• _Your objective_: In the records below, work out how many lines hold the word "name". Report the number alone.

• _Input data_:

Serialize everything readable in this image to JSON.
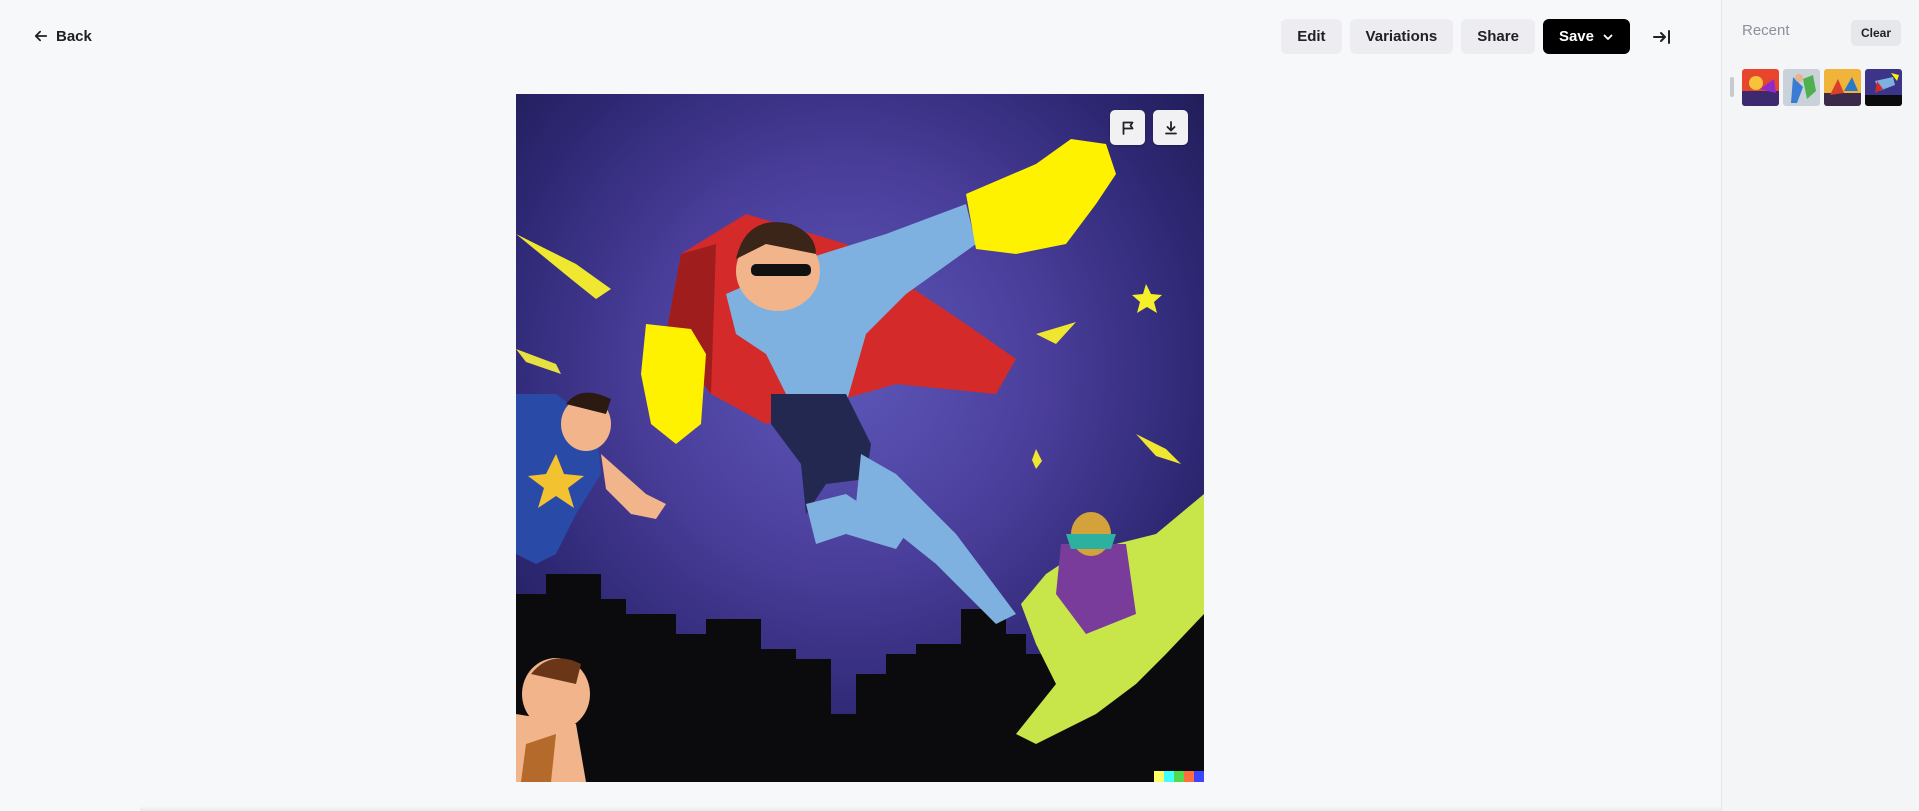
{
  "header": {
    "back_label": "Back",
    "edit_label": "Edit",
    "variations_label": "Variations",
    "share_label": "Share",
    "save_label": "Save"
  },
  "image": {
    "actions": [
      "flag-icon",
      "download-icon"
    ],
    "watermark_colors": [
      "#ffff66",
      "#42ffff",
      "#51da4c",
      "#ff6e3c",
      "#3c46ff"
    ]
  },
  "sidebar": {
    "title": "Recent",
    "clear_label": "Clear",
    "thumbnails": [
      {
        "name": "recent-thumb-1"
      },
      {
        "name": "recent-thumb-2"
      },
      {
        "name": "recent-thumb-3"
      },
      {
        "name": "recent-thumb-4"
      }
    ]
  },
  "colors": {
    "accent_dark": "#000000",
    "button_bg": "#ececf1",
    "page_bg": "#f7f8fa"
  }
}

• _Completed exercise_: 4